Note: These articles cover WML and WMLScript version 1.1,which are supported by the majority of mobile devices in use today. Thearticles assume a working knowledge of HTML and general Web technologies, andfurther assume that you have read the previous article(s) in this series.

Simple Applications

Not all wireless applications have to be super-applications.Some of the best wireless applications perform simple tasks to improve wirelessfunctionality. The last few articles in this series have shown how simple,single-purpose gadgets can boost the functionality of mobile devices. Thisarticle will present a slightly more complex application in the same"extending functionality" vein.

The Application

This article will cover how to build a simple phone messageapplication. Although we live in a time of portable phones, intelligentvoicemail, and other electronic telephone magic, there are still times whenmessages are taken by one person (operator) and passed to others (recipients).For example, consider a businessman who often travels outside the home office.Many of his customers and contacts may occasionally call the home office andleave messages with his secretary. Using a simple Web form, the secretary canpass the message to the businessman's cell phone, where he can review themessage and even return the call with the simple press of a button.

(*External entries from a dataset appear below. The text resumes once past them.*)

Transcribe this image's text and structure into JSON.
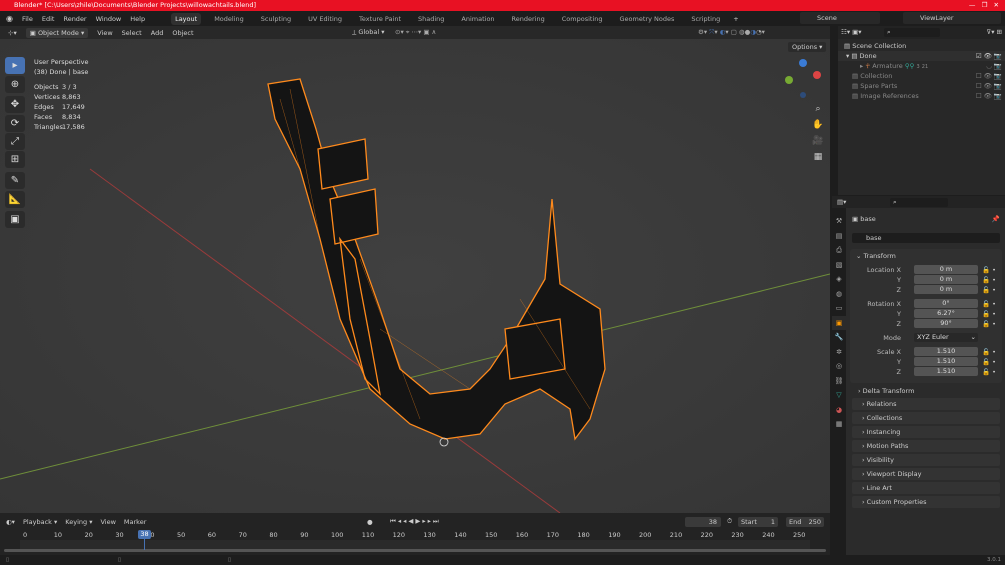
{
  "title": "Blender* [C:\\Users\\zhile\\Documents\\Blender Projects\\willowachtails.blend]",
  "menu": [
    "File",
    "Edit",
    "Render",
    "Window",
    "Help"
  ],
  "workspaces": [
    "Layout",
    "Modeling",
    "Sculpting",
    "UV Editing",
    "Texture Paint",
    "Shading",
    "Animation",
    "Rendering",
    "Compositing",
    "Geometry Nodes",
    "Scripting"
  ],
  "active_workspace": "Layout",
  "scene": "Scene",
  "view_layer": "ViewLayer",
  "viewport_header": {
    "mode": "Object Mode",
    "menus": [
      "View",
      "Select",
      "Add",
      "Object"
    ],
    "orientation": "Global",
    "options": "Options"
  },
  "overlay": {
    "perspective": "User Perspective",
    "context": "(38) Done | base",
    "stats": [
      [
        "Objects",
        "3 / 3"
      ],
      [
        "Vertices",
        "8,863"
      ],
      [
        "Edges",
        "17,649"
      ],
      [
        "Faces",
        "8,834"
      ],
      [
        "Triangles",
        "17,586"
      ]
    ]
  },
  "outliner": {
    "root": "Scene Collection",
    "items": [
      "Done",
      "Armature",
      "Collection",
      "Spare Parts",
      "Image References"
    ],
    "badges": [
      "3",
      "21"
    ]
  },
  "properties": {
    "object_name": "base",
    "data_name": "base",
    "transform": "Transform",
    "location": {
      "label": "Location X",
      "x": "0 m",
      "y": "0 m",
      "z": "0 m"
    },
    "rotation": {
      "label": "Rotation X",
      "x": "0°",
      "y": "6.27°",
      "z": "90°"
    },
    "mode_label": "Mode",
    "mode": "XYZ Euler",
    "scale": {
      "label": "Scale X",
      "x": "1.510",
      "y": "1.510",
      "z": "1.510"
    },
    "axis": {
      "y": "Y",
      "z": "Z"
    },
    "panels": [
      "Delta Transform",
      "Relations",
      "Collections",
      "Instancing",
      "Motion Paths",
      "Visibility",
      "Viewport Display",
      "Line Art",
      "Custom Properties"
    ]
  },
  "timeline": {
    "menus": [
      "Playback",
      "Keying",
      "View",
      "Marker"
    ],
    "current": "38",
    "start_label": "Start",
    "start": "1",
    "end_label": "End",
    "end": "250",
    "ticks": [
      "0",
      "10",
      "20",
      "30",
      "40",
      "50",
      "60",
      "70",
      "80",
      "90",
      "100",
      "110",
      "120",
      "130",
      "140",
      "150",
      "160",
      "170",
      "180",
      "190",
      "200",
      "210",
      "220",
      "230",
      "240",
      "250"
    ]
  },
  "version": "3.0.1",
  "colors": {
    "accent": "#4772b3",
    "titlebar": "#e81123",
    "wire": "#ff8a1c"
  }
}
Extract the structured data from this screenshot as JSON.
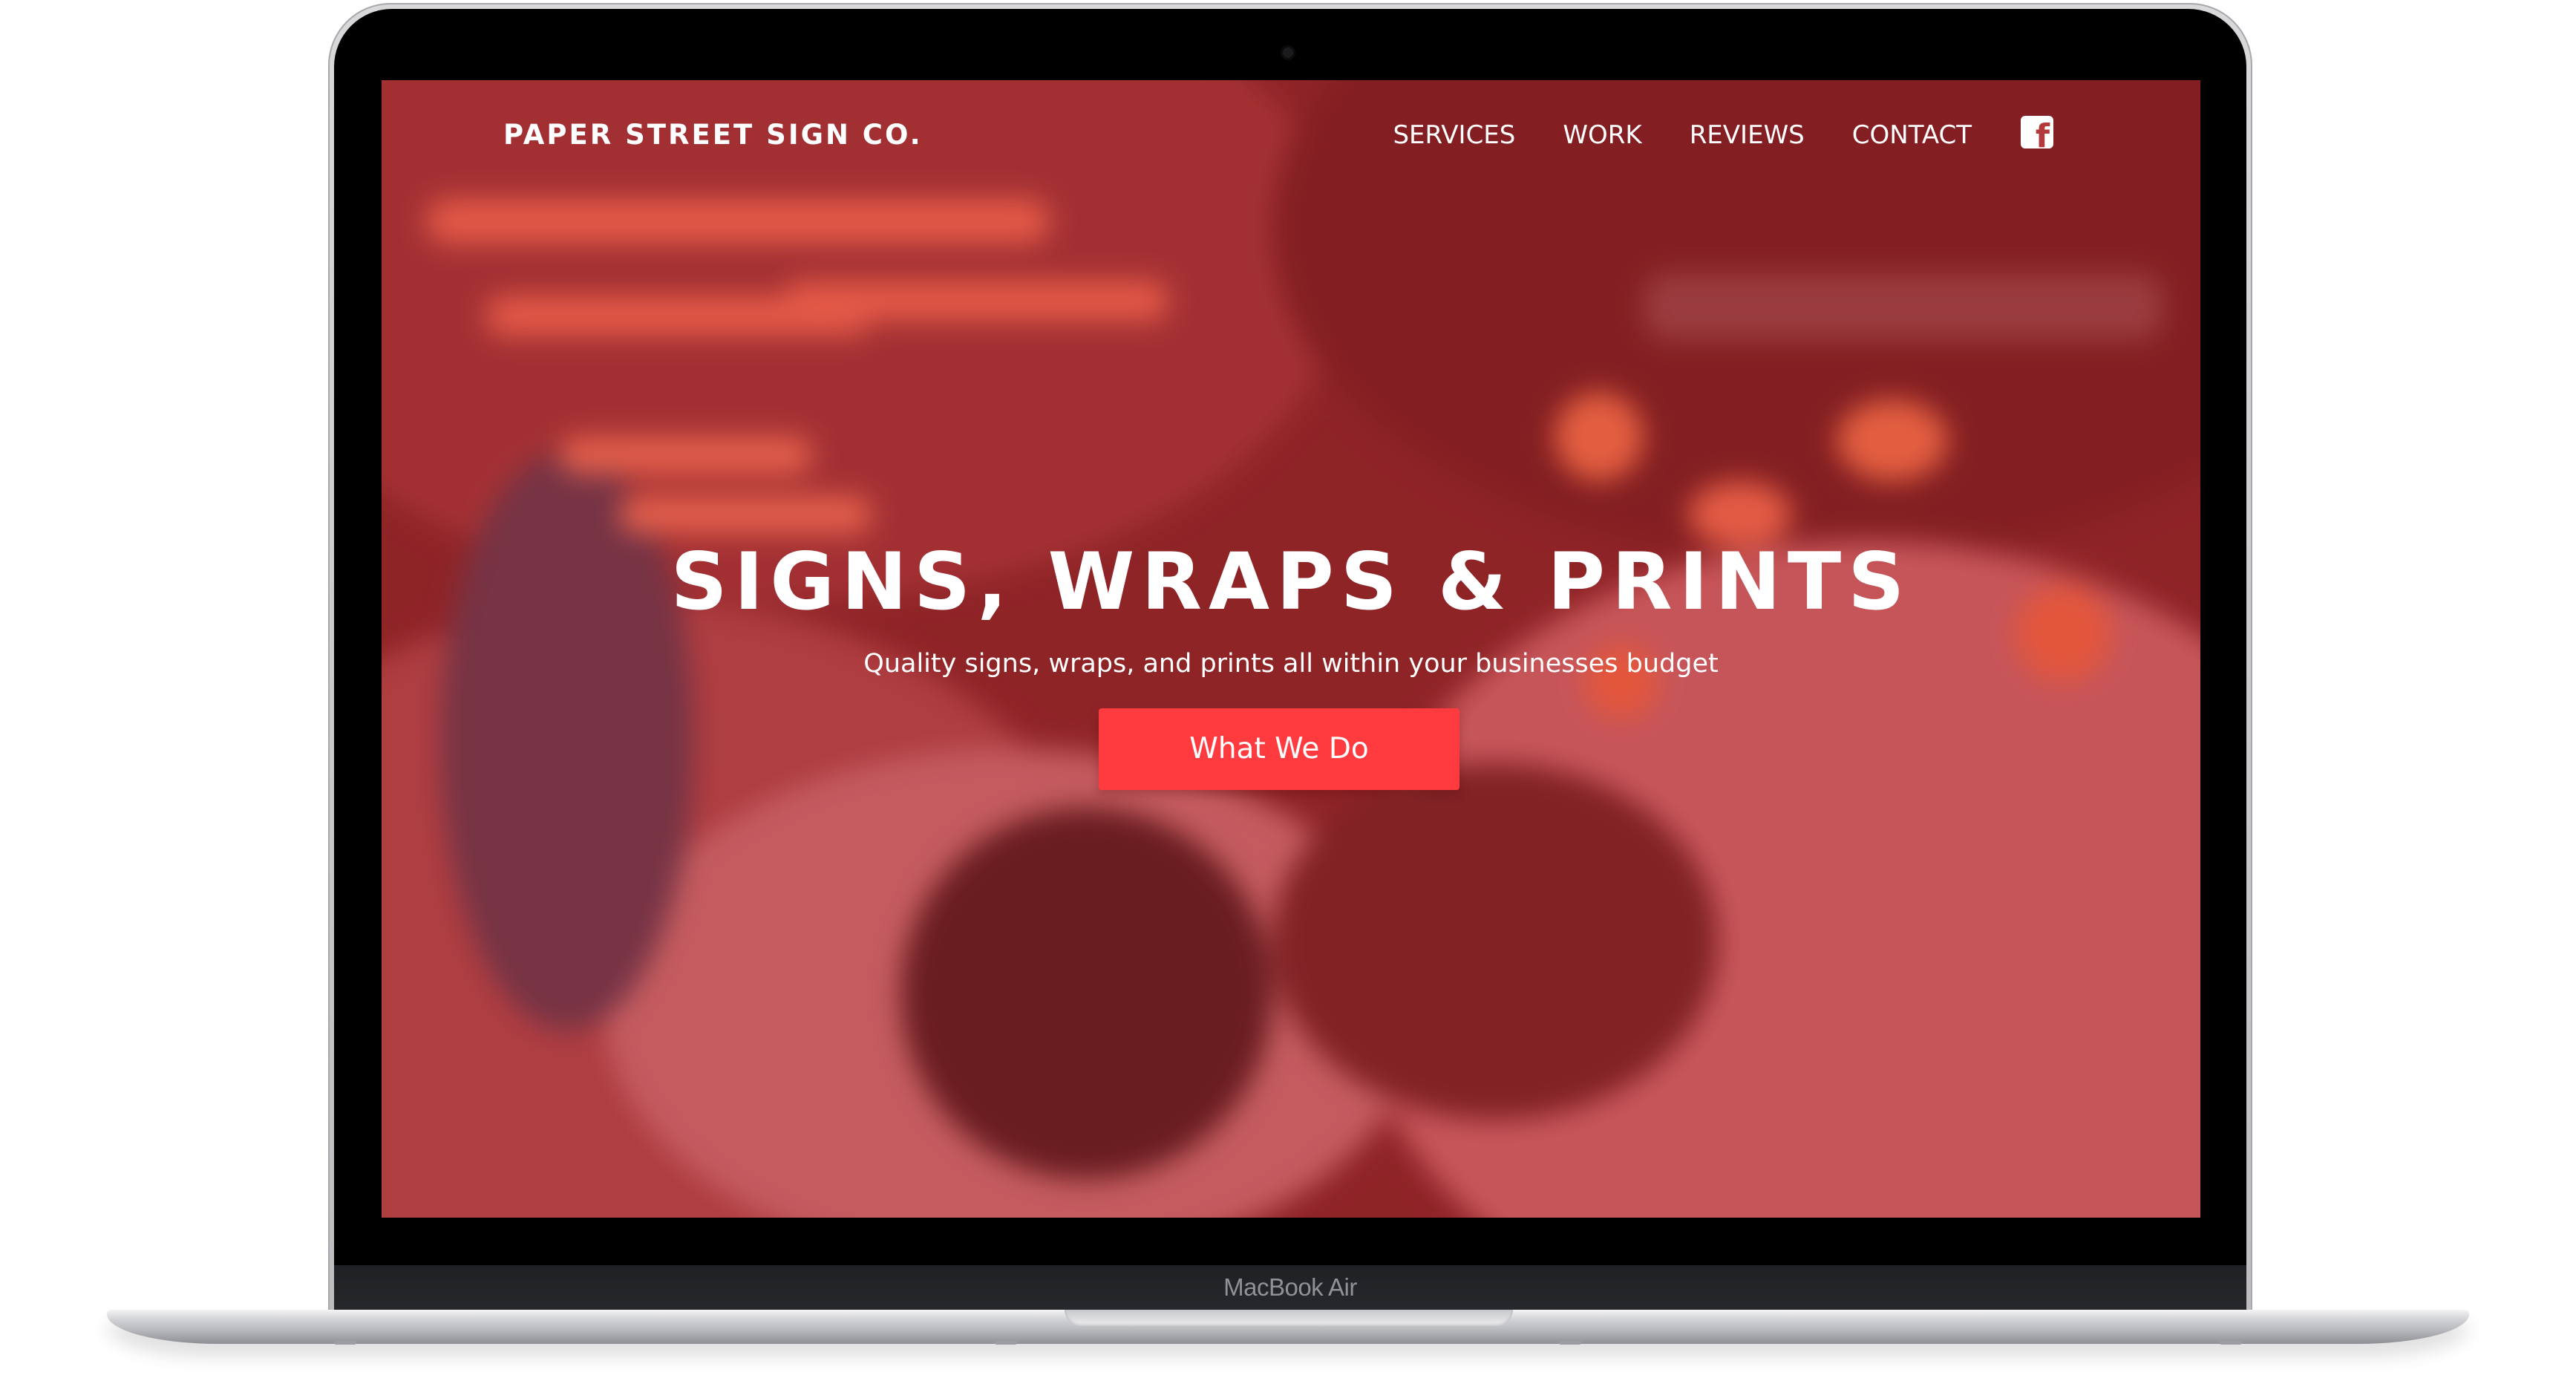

Application Specifications

This application will utilize the following components:

  • A simple HTML form to input the message
  • A flat-file database to store the messages
  • A CGI script to access the database

Essentially, the application operates as shown in thefollowing diagram:

FIGURE 1 - Our application's design. The operator uses a Webform to send the data to a CGI script that stores the data in a database. Thesame script is used by a mobile user (recipient) to access that data.

We'll use Perl for the CGI script, for the same reasonswe've used it previously: It's available for most platforms and extensibleenough to perform almost any task necessary.

Note: As with previous articles, teaching Perl is out of thescope of this series. There are numerous sources on the Internet for learningPerl, including the tutorial at